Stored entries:
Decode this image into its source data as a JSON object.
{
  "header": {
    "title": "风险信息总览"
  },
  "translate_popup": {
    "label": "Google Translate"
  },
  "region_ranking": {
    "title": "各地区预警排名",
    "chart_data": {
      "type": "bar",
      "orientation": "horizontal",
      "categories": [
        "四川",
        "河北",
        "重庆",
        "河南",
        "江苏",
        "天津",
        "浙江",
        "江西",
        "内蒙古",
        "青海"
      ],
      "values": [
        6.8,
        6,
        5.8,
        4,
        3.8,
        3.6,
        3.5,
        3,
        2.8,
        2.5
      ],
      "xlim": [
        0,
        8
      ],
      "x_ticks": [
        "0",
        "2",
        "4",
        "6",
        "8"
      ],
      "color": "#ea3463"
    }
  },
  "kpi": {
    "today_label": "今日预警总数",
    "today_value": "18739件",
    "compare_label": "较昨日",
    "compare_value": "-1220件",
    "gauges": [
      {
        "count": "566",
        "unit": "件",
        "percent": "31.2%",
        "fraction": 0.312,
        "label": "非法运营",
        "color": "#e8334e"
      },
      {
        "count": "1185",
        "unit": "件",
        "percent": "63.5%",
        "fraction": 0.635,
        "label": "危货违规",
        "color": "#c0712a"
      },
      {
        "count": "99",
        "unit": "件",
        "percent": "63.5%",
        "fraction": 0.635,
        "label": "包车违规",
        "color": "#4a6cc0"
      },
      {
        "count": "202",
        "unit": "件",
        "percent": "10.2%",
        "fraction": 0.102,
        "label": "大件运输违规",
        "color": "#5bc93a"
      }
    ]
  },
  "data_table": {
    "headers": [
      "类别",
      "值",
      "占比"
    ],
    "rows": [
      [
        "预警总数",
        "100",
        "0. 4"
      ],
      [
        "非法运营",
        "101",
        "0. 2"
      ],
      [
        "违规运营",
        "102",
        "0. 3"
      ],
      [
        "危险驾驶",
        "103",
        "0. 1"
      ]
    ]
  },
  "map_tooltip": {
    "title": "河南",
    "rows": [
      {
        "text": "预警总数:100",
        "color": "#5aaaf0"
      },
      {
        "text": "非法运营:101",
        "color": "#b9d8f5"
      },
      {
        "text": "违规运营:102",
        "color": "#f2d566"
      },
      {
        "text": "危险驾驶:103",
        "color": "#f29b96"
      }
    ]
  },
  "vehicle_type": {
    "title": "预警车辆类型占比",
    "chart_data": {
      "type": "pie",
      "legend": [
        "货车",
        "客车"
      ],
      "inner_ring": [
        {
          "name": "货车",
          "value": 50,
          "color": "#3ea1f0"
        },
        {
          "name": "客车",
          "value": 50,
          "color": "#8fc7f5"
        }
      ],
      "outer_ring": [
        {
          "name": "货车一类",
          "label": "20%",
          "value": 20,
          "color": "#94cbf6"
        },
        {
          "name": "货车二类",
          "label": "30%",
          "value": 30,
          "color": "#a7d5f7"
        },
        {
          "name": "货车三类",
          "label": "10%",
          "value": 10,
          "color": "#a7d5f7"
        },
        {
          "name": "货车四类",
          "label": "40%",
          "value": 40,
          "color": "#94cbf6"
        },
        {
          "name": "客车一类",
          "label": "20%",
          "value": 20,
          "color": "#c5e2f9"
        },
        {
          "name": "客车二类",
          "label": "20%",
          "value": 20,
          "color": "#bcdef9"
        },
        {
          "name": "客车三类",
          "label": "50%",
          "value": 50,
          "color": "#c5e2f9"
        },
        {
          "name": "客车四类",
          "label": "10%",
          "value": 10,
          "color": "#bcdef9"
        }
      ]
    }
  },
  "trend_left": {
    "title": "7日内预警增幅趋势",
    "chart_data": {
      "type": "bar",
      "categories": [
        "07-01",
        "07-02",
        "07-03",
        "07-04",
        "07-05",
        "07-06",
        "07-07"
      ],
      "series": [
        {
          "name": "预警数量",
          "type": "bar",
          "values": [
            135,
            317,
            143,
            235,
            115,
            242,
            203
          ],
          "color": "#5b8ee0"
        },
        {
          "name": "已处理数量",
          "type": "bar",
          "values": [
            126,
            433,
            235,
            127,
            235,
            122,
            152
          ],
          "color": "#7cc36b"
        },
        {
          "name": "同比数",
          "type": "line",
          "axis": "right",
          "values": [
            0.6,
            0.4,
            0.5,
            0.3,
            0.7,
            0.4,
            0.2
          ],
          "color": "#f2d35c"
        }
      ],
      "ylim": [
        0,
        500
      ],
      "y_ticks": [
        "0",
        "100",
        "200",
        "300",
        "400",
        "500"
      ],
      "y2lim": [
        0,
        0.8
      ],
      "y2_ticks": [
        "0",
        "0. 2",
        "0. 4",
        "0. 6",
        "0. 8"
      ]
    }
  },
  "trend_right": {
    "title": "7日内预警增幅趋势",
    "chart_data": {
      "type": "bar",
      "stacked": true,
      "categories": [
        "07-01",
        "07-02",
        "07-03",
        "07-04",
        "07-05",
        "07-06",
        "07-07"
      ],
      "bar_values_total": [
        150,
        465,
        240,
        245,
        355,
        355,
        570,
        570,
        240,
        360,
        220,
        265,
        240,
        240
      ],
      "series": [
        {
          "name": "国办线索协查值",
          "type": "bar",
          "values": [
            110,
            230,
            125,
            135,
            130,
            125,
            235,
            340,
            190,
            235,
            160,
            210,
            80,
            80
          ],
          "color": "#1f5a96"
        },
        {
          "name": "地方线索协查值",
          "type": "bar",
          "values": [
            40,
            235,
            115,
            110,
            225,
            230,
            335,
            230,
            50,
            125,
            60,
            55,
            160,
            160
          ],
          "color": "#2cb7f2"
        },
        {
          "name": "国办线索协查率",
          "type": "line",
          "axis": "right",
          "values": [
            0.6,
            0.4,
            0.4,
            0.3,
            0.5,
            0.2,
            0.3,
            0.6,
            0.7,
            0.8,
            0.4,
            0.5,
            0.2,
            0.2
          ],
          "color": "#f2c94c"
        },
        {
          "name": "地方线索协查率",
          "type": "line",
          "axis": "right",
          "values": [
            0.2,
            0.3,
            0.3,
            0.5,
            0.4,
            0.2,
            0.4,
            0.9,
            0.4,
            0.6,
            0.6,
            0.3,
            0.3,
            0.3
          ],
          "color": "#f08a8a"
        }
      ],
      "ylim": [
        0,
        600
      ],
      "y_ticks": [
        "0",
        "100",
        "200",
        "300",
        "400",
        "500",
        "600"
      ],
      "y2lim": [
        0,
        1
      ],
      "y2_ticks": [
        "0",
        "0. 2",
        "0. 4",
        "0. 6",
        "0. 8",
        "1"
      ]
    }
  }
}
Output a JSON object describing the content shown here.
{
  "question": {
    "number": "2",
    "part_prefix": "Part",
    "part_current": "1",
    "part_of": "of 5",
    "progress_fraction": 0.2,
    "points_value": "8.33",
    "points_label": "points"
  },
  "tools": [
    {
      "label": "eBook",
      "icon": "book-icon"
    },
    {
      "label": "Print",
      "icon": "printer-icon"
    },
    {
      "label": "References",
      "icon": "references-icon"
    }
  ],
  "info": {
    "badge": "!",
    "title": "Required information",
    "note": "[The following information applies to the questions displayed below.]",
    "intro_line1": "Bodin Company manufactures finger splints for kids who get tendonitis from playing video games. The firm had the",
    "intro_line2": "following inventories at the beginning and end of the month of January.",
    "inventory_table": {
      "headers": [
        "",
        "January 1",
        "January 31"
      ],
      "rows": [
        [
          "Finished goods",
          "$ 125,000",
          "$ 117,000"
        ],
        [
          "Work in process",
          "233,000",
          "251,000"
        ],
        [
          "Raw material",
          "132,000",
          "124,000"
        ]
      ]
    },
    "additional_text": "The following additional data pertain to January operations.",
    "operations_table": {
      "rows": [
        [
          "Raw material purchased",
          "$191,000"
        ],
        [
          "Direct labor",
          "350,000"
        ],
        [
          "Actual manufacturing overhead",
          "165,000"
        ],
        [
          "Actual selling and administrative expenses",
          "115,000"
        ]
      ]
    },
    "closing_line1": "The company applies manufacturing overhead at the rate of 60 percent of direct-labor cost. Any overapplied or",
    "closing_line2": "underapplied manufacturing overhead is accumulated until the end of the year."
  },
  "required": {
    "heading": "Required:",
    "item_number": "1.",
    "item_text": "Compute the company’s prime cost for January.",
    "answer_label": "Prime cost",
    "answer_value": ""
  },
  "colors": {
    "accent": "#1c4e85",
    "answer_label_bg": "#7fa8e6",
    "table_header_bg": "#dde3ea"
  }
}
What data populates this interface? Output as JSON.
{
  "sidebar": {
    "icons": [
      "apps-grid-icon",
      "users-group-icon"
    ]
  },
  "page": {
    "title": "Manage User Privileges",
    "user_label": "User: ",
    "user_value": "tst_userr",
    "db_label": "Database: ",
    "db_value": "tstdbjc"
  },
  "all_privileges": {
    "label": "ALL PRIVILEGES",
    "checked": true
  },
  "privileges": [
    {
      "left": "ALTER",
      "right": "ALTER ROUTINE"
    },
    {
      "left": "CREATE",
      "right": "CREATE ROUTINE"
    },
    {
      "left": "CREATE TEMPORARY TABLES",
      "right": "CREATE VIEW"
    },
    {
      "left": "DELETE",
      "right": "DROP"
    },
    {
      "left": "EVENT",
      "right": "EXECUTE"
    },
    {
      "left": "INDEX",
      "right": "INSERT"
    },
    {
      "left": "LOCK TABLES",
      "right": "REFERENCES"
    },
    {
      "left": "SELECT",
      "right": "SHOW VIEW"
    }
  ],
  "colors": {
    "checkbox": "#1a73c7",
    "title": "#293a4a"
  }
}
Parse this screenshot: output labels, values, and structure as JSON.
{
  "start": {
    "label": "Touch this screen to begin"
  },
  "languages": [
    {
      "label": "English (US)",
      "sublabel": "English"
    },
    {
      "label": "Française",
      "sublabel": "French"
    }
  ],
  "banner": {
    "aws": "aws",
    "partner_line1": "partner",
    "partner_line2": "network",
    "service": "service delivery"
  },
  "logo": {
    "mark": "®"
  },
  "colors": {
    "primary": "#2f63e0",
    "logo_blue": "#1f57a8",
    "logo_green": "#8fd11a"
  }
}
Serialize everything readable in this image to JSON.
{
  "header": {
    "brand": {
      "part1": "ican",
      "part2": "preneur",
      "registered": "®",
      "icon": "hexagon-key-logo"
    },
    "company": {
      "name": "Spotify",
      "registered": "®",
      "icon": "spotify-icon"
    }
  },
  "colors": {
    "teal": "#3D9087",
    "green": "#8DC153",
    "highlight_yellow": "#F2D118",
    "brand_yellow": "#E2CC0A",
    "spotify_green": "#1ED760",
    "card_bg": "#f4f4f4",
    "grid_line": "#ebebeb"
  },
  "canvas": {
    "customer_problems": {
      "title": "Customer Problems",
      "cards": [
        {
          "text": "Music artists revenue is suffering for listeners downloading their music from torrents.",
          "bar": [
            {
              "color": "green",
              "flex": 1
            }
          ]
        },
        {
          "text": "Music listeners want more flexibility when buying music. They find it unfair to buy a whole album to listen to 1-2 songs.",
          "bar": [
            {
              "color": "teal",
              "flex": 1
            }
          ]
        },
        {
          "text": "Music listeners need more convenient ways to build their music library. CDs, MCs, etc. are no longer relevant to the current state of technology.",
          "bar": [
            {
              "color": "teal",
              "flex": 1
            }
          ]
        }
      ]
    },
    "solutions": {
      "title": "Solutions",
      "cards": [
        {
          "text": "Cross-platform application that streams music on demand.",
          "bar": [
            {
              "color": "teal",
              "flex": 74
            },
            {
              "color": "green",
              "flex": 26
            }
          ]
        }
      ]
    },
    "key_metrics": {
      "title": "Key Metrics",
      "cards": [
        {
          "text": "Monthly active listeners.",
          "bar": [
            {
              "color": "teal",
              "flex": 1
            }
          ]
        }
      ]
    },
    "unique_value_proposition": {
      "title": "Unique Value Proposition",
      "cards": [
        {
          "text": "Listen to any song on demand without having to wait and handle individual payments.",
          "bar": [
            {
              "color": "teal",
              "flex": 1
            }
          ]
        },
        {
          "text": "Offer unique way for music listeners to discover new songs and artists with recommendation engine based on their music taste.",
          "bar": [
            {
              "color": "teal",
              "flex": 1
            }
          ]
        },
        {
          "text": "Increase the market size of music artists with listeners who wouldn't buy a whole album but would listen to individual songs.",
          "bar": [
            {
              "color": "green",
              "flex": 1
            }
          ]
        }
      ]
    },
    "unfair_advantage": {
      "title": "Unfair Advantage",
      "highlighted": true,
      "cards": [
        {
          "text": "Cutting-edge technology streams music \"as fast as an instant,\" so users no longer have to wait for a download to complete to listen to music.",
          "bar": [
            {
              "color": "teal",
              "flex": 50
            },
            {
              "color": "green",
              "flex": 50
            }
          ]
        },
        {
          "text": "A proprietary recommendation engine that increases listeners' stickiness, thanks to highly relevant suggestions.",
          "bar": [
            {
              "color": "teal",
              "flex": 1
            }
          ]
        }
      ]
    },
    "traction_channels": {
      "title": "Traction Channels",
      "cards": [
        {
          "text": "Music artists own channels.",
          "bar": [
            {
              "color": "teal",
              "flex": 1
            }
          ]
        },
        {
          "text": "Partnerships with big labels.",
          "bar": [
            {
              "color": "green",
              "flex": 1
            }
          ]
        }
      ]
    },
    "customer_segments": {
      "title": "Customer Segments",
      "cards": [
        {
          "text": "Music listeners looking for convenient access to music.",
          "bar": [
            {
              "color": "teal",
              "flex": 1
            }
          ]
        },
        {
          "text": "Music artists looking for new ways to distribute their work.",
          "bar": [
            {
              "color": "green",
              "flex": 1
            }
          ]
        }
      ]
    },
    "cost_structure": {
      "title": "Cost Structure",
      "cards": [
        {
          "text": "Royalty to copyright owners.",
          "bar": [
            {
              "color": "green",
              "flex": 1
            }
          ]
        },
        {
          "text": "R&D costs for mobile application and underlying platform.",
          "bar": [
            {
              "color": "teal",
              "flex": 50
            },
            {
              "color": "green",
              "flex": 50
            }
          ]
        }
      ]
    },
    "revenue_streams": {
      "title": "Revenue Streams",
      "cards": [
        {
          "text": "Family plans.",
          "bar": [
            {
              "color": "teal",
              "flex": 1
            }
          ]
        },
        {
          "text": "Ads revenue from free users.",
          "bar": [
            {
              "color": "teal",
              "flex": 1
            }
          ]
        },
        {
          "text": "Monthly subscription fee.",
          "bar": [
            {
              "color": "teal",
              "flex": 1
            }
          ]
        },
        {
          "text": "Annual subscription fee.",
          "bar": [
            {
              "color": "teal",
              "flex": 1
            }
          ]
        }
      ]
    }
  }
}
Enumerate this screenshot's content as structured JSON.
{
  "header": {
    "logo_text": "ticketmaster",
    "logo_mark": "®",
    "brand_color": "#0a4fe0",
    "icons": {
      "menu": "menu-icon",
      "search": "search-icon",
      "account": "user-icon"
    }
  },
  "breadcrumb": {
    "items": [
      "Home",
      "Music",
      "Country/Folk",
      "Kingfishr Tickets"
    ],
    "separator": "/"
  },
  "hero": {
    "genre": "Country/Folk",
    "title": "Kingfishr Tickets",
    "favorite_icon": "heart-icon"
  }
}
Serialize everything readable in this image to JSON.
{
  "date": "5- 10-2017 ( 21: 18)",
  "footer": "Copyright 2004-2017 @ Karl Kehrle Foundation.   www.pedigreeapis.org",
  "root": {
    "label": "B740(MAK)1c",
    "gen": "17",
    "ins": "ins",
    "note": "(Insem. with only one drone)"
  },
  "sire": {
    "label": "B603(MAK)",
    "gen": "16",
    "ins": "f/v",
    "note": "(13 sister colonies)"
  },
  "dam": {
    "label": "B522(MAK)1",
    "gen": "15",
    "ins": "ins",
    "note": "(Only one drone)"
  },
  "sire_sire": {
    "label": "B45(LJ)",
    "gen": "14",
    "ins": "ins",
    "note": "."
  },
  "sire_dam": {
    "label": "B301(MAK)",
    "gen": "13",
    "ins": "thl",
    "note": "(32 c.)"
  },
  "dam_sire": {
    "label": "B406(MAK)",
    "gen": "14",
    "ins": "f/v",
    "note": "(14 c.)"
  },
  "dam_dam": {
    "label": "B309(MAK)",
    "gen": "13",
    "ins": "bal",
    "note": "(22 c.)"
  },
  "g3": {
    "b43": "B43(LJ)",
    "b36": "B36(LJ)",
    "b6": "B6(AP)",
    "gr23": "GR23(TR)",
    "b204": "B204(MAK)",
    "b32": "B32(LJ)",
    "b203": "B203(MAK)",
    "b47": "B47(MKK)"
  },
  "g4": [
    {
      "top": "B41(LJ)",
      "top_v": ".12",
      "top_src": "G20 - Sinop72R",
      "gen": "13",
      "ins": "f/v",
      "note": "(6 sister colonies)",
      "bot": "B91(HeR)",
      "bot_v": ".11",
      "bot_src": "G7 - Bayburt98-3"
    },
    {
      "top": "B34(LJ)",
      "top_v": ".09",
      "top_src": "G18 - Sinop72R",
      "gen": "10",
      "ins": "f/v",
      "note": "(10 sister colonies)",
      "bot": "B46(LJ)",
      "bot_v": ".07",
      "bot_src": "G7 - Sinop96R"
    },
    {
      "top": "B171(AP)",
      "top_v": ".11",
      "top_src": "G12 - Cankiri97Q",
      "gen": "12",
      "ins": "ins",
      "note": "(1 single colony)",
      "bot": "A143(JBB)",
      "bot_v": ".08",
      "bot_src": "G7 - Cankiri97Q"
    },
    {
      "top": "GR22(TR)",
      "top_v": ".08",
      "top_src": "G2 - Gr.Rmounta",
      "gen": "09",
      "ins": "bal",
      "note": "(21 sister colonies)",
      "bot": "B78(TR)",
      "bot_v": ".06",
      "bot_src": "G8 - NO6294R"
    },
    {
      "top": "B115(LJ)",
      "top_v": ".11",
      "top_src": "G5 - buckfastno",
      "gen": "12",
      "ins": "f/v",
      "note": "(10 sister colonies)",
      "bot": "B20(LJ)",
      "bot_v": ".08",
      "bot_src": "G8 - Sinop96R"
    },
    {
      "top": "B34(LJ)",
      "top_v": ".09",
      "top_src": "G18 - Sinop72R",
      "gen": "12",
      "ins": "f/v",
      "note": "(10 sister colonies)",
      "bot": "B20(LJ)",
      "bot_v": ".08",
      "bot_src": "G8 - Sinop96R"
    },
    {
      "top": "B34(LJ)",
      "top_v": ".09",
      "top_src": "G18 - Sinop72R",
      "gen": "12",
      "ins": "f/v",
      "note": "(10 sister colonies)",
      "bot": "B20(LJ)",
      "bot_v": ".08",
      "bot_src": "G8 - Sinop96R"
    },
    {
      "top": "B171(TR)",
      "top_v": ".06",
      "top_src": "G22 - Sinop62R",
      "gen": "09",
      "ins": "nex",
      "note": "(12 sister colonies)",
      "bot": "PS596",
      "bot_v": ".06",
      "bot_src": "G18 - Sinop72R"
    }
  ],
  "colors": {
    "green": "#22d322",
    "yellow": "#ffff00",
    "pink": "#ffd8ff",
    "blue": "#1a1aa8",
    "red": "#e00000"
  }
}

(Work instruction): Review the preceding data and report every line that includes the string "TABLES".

(Expected answer):
      "left": "CREATE TEMPORARY TABLES",
      "left": "LOCK TABLES",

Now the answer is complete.